[Items from an interface collection]
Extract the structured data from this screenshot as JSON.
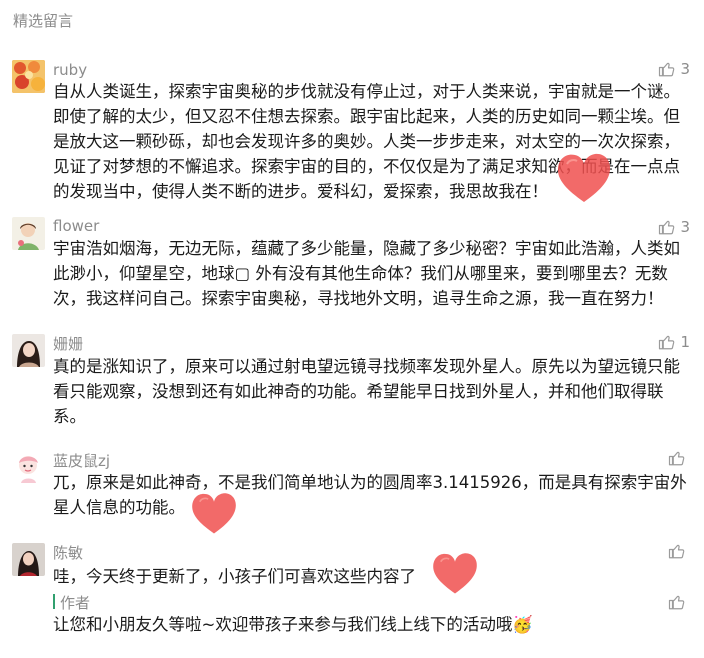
{
  "section": {
    "title": "精选留言"
  },
  "comments": [
    {
      "nickname": "ruby",
      "likes": "3",
      "text": "自从人类诞生，探索宇宙奥秘的步伐就没有停止过，对于人类来说，宇宙就是一个谜。即使了解的太少，但又忍不住想去探索。跟宇宙比起来，人类的历史如同一颗尘埃。但是放大这一颗砂砾，却也会发现许多的奥妙。人类一步步走来，对太空的一次次探索，见证了对梦想的不懈追求。探索宇宙的目的，不仅仅是为了满足求知欲，而是在一点点的发现当中，使得人类不断的进步。爱科幻，爱探索，我思故我在！"
    },
    {
      "nickname": "flower",
      "likes": "3",
      "text": "宇宙浩如烟海，无边无际，蕴藏了多少能量，隐藏了多少秘密？宇宙如此浩瀚，人类如此渺小，仰望星空，地球▢ 外有没有其他生命体？我们从哪里来，要到哪里去？无数次，我这样问自己。探索宇宙奥秘，寻找地外文明，追寻生命之源，我一直在努力！"
    },
    {
      "nickname": "姗姗",
      "likes": "1",
      "text": "真的是涨知识了，原来可以通过射电望远镜寻找频率发现外星人。原先以为望远镜只能看只能观察，没想到还有如此神奇的功能。希望能早日找到外星人，并和他们取得联系。"
    },
    {
      "nickname": "蓝皮鼠zj",
      "likes": "",
      "text": "兀，原来是如此神奇，不是我们简单地认为的圆周率3.1415926，而是具有探索宇宙外星人信息的功能。"
    },
    {
      "nickname": "陈敏",
      "likes": "",
      "text": "哇，今天终于更新了，小孩子们可喜欢这些内容了",
      "reply": {
        "author": "作者",
        "text": "让您和小朋友久等啦~欢迎带孩子来参与我们线上线下的活动哦🥳"
      }
    }
  ],
  "icons": {
    "like": "thumbs-up-icon",
    "heart": "heart-icon",
    "heart_color": "#f0504f"
  }
}
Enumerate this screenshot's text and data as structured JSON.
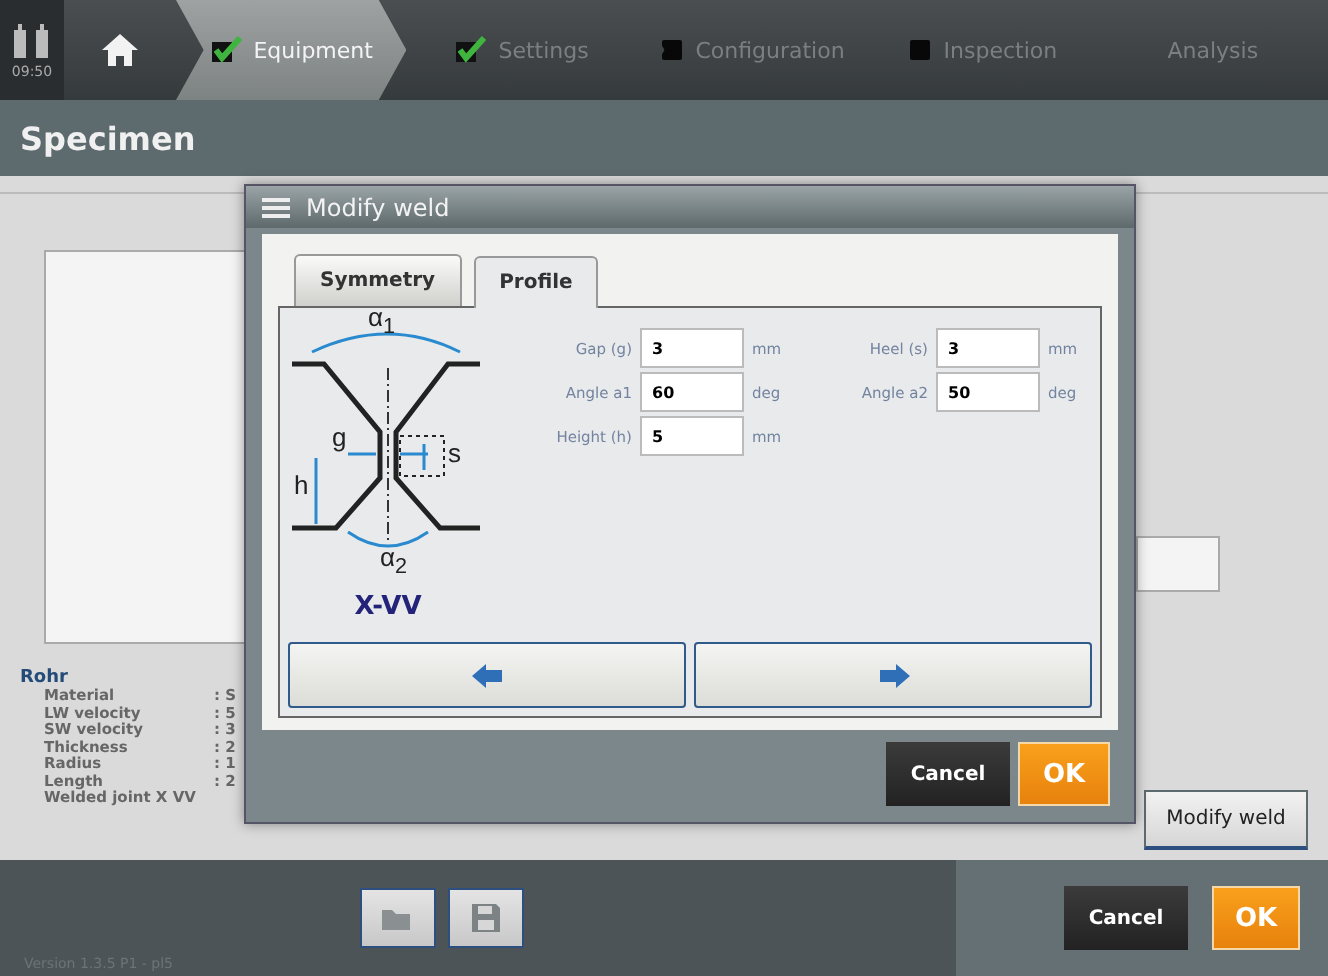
{
  "status": {
    "time": "09:50"
  },
  "steps": [
    {
      "label": "Equipment",
      "kind": "done",
      "selected": true
    },
    {
      "label": "Settings",
      "kind": "done",
      "selected": false
    },
    {
      "label": "Configuration",
      "kind": "todo",
      "selected": false
    },
    {
      "label": "Inspection",
      "kind": "todo",
      "selected": false
    },
    {
      "label": "Analysis",
      "kind": "plain",
      "selected": false
    }
  ],
  "header": {
    "title": "Specimen"
  },
  "specimen": {
    "title": "Rohr",
    "properties": [
      {
        "label": "Material",
        "value": ": S"
      },
      {
        "label": "LW velocity",
        "value": ": 5"
      },
      {
        "label": "SW velocity",
        "value": ": 3"
      },
      {
        "label": "Thickness",
        "value": ": 2"
      },
      {
        "label": "Radius",
        "value": ": 1"
      },
      {
        "label": "Length",
        "value": ": 2"
      },
      {
        "label": "Welded joint X VV"
      }
    ]
  },
  "side_button": "Modify weld",
  "dialog": {
    "title": "Modify weld",
    "tabs": [
      {
        "label": "Symmetry",
        "selected": false
      },
      {
        "label": "Profile",
        "selected": true
      }
    ],
    "diagram_labels": {
      "alpha1": "α$_{1}$",
      "alpha2": "α$_{2}$",
      "gap": "g",
      "heel": "s",
      "height": "h"
    },
    "weld_type": "X-VV",
    "fields": [
      {
        "label": "Gap (g)",
        "value": "3",
        "unit": "mm"
      },
      {
        "label": "Heel (s)",
        "value": "3",
        "unit": "mm"
      },
      {
        "label": "Angle a1",
        "value": "60",
        "unit": "deg"
      },
      {
        "label": "Angle a2",
        "value": "50",
        "unit": "deg"
      },
      {
        "label": "Height (h)",
        "value": "5",
        "unit": "mm"
      }
    ],
    "buttons": [
      {
        "label": "Cancel",
        "kind": "secondary"
      },
      {
        "label": "OK",
        "kind": "primary"
      }
    ]
  },
  "footer": {
    "version": "Version 1.3.5 P1 - pl5",
    "buttons": [
      {
        "label": "Cancel",
        "kind": "secondary"
      },
      {
        "label": "OK",
        "kind": "primary"
      }
    ]
  }
}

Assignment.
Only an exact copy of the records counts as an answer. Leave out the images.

Solved exercise.
Extract the structured data from this screenshot as JSON.
{
  "section": {
    "title": "精选留言"
  },
  "comments": [
    {
      "nickname": "ruby",
      "likes": "3",
      "text": "自从人类诞生，探索宇宙奥秘的步伐就没有停止过，对于人类来说，宇宙就是一个谜。即使了解的太少，但又忍不住想去探索。跟宇宙比起来，人类的历史如同一颗尘埃。但是放大这一颗砂砾，却也会发现许多的奥妙。人类一步步走来，对太空的一次次探索，见证了对梦想的不懈追求。探索宇宙的目的，不仅仅是为了满足求知欲，而是在一点点的发现当中，使得人类不断的进步。爱科幻，爱探索，我思故我在！"
    },
    {
      "nickname": "flower",
      "likes": "3",
      "text": "宇宙浩如烟海，无边无际，蕴藏了多少能量，隐藏了多少秘密？宇宙如此浩瀚，人类如此渺小，仰望星空，地球▢ 外有没有其他生命体？我们从哪里来，要到哪里去？无数次，我这样问自己。探索宇宙奥秘，寻找地外文明，追寻生命之源，我一直在努力！"
    },
    {
      "nickname": "姗姗",
      "likes": "1",
      "text": "真的是涨知识了，原来可以通过射电望远镜寻找频率发现外星人。原先以为望远镜只能看只能观察，没想到还有如此神奇的功能。希望能早日找到外星人，并和他们取得联系。"
    },
    {
      "nickname": "蓝皮鼠zj",
      "likes": "",
      "text": "兀，原来是如此神奇，不是我们简单地认为的圆周率3.1415926，而是具有探索宇宙外星人信息的功能。"
    },
    {
      "nickname": "陈敏",
      "likes": "",
      "text": "哇，今天终于更新了，小孩子们可喜欢这些内容了",
      "reply": {
        "author": "作者",
        "text": "让您和小朋友久等啦~欢迎带孩子来参与我们线上线下的活动哦🥳"
      }
    }
  ],
  "icons": {
    "like": "thumbs-up-icon",
    "heart": "heart-icon",
    "heart_color": "#f0504f"
  }
}
Enumerate this screenshot's text and data as structured JSON.
{
  "status": {
    "time": "09:50"
  },
  "steps": [
    {
      "label": "Equipment",
      "kind": "done",
      "selected": true
    },
    {
      "label": "Settings",
      "kind": "done",
      "selected": false
    },
    {
      "label": "Configuration",
      "kind": "todo",
      "selected": false
    },
    {
      "label": "Inspection",
      "kind": "todo",
      "selected": false
    },
    {
      "label": "Analysis",
      "kind": "plain",
      "selected": false
    }
  ],
  "header": {
    "title": "Specimen"
  },
  "specimen": {
    "title": "Rohr",
    "properties": [
      {
        "label": "Material",
        "value": ": S"
      },
      {
        "label": "LW velocity",
        "value": ": 5"
      },
      {
        "label": "SW velocity",
        "value": ": 3"
      },
      {
        "label": "Thickness",
        "value": ": 2"
      },
      {
        "label": "Radius",
        "value": ": 1"
      },
      {
        "label": "Length",
        "value": ": 2"
      },
      {
        "label": "Welded joint X VV"
      }
    ]
  },
  "side_button": "Modify weld",
  "dialog": {
    "title": "Modify weld",
    "tabs": [
      {
        "label": "Symmetry",
        "selected": false
      },
      {
        "label": "Profile",
        "selected": true
      }
    ],
    "diagram_labels": {
      "alpha1": "α$_{1}$",
      "alpha2": "α$_{2}$",
      "gap": "g",
      "heel": "s",
      "height": "h"
    },
    "weld_type": "X-VV",
    "fields": [
      {
        "label": "Gap (g)",
        "value": "3",
        "unit": "mm"
      },
      {
        "label": "Heel (s)",
        "value": "3",
        "unit": "mm"
      },
      {
        "label": "Angle a1",
        "value": "60",
        "unit": "deg"
      },
      {
        "label": "Angle a2",
        "value": "50",
        "unit": "deg"
      },
      {
        "label": "Height (h)",
        "value": "5",
        "unit": "mm"
      }
    ],
    "buttons": [
      {
        "label": "Cancel",
        "kind": "secondary"
      },
      {
        "label": "OK",
        "kind": "primary"
      }
    ]
  },
  "footer": {
    "version": "Version 1.3.5 P1 - pl5",
    "buttons": [
      {
        "label": "Cancel",
        "kind": "secondary"
      },
      {
        "label": "OK",
        "kind": "primary"
      }
    ]
  }
}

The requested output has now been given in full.